I’ve been cooking up some rather complicated recipes recently. But this one is rather simple. In keeping with our Lunar New Year theme, we’re moving to a recipe for Chinese long beans. After some digging around the internet, I found that long beans are commonly served on the Lunar New Year as a symbol of longevity. Now, if you’re serving this on the Lunar New Year, you can’t cut these babies up because it symbolizes the shortening of life. You don’t want to cause your own untimely death now do you? In all other cases, go ahead and cut them.
These are Chinese long beans. Never seen them before? Then it’s learning time!
These legumes are scientifically known as Vigna unguiculata subsp. sesquipedalis. Can’t remember that name? Don’t worry. They have many other names. They’re also known as the yardlong bean, bora, bodi, long-podded cowpea, asparagus bean, pea bean, snake bean, or Chinese long bean. The plant is subtropical/tropical and grows mainly in parts of South Asia, Southeast Asia, and southern China. Not surprisingly enough, these aren’t called Chinese long beans at the asian supermarket, they were just labeled as long beans. So many names for these elongated green beans.
As with any bean, I had to wash them and chop off the tips of both ends. This task was made all the more difficult since I could’t just line up all the beans and do it in one foul swoop. They all twisted in different directions so I had the annoying task of cutting them one-by-one. The rest of my prep involved peeling and mincing some ginger and mincing a couple cloves of garlic.
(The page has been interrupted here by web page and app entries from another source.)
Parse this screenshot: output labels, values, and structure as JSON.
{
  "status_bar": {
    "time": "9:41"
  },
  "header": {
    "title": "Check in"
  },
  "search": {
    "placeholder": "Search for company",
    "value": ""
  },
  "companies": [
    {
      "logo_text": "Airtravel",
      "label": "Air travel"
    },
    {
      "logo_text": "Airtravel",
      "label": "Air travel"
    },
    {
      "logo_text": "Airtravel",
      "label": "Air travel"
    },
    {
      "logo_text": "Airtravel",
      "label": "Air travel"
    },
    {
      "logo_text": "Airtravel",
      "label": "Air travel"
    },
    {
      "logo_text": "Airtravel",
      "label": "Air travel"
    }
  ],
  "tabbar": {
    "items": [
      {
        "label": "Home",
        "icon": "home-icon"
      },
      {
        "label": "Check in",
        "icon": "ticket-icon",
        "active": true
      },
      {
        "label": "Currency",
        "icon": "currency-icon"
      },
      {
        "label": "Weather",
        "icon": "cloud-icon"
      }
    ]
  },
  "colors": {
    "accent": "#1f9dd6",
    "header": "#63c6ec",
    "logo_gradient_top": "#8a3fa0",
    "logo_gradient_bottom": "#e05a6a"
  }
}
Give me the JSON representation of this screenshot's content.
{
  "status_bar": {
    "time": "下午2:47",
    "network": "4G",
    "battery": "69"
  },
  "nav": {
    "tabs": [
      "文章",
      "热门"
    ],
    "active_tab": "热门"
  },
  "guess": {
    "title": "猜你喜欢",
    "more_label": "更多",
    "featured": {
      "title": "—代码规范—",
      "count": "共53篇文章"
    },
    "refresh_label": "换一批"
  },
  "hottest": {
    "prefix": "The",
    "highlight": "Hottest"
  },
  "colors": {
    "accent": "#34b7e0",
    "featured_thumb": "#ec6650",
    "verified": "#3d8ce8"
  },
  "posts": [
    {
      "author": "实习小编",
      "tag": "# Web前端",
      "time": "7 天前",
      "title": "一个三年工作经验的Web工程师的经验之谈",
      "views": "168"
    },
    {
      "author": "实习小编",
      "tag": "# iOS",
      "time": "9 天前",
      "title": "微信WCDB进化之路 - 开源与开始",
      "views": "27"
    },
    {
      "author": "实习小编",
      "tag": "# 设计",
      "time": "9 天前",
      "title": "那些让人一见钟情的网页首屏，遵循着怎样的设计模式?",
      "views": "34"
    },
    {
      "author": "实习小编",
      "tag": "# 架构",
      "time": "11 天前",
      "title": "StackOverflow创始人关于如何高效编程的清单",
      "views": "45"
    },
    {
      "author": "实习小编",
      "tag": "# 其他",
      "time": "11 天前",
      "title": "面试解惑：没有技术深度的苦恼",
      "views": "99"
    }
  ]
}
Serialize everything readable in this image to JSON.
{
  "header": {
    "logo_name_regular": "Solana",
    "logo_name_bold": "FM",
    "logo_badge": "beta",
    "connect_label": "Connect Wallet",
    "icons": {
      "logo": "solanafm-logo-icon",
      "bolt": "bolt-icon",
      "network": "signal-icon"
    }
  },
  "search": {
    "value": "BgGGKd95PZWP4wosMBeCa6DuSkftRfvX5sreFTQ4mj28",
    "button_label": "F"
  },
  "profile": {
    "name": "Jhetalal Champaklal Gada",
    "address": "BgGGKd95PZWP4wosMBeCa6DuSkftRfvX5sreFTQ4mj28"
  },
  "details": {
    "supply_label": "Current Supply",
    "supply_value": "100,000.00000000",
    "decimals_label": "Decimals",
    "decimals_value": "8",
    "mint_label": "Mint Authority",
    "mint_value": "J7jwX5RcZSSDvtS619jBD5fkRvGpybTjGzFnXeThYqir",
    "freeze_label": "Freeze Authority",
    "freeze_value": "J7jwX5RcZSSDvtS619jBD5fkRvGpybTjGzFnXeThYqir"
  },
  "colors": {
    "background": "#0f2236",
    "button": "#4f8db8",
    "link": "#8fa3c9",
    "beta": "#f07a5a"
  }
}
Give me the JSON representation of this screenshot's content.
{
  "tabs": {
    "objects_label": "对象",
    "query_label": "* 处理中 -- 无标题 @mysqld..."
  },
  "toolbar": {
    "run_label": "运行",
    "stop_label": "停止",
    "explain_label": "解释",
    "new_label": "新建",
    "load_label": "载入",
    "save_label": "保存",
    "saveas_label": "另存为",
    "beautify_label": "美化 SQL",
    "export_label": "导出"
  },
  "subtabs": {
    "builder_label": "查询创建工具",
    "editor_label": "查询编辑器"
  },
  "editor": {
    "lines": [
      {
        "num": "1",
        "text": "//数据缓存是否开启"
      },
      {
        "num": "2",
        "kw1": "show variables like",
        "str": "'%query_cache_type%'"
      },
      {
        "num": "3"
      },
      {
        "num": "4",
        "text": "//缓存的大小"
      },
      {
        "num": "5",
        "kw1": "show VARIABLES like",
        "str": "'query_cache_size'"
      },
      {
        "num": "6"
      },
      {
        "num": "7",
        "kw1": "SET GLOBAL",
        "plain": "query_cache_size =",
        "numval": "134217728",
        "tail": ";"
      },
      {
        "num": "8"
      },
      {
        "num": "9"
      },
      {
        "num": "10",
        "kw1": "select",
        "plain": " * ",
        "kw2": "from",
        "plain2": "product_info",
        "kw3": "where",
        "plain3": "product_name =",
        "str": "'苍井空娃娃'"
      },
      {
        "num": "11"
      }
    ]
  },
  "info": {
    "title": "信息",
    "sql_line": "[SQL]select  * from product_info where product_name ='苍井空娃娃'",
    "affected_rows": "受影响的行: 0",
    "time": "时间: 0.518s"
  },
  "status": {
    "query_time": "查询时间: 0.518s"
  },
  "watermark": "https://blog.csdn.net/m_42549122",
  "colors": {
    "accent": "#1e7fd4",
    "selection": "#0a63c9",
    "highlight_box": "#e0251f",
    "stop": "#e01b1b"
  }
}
Now let’s get cooking! I heated some olive oil in a skillet and let the garlic and ginger cook in there until it was aromatic. Then, I added the long beans and tossed them in the oil, letting them saute for a little bit. This will help them get a nice color. After that I poured in some water, soy sauce, and oyster sauce and tossed the beans in that.
Now to finish cooking them. I placed a lid over them and let them steam in the skillet for around 8 minutes until they were the doneness that I like. They’ll still be fairly crisp so if you like your beans softer, cook them for longer.
I like using this method of cooking or the blanching method because I can get such a nice green color out of the beans themselves. Nothing looks worse to eat than brown beans, and keeping the vibrant green color is the way to go in my opinion. Although, I like to concern myself with aesthetics along with flavor so it might just be a superfluous thing.
But there you have it, a simple way to make an exotic bean. This could also be a great recipe for green beans since they’ll cook up in a very similar way. And green beans are much easier to find anyway.
Ginger-Soy Long Beans
Prep time: 5 minutes
Cook time: 15 minutes
- 1 lb Chinese long beans
- 2 cloves garlic, minced
- 2 tbs ginger, minced
- 3 tbs olive oil
- ¼ cup water
- 1 tbs oyster sauce
- 1 tsp soy sauce
- Clean and trim long beans
- Heat olive oil over medium heat
- Add garlic and ginger and cook until aromatic, 1 minute
- Add long beans, toss in the oil and sauté for 2 minues
- Add water, oyster sauce, and soy sauce
- Cover pan with a lid and let steam for 8 minutes
Gluten-free, Dairy-free, Vegetarian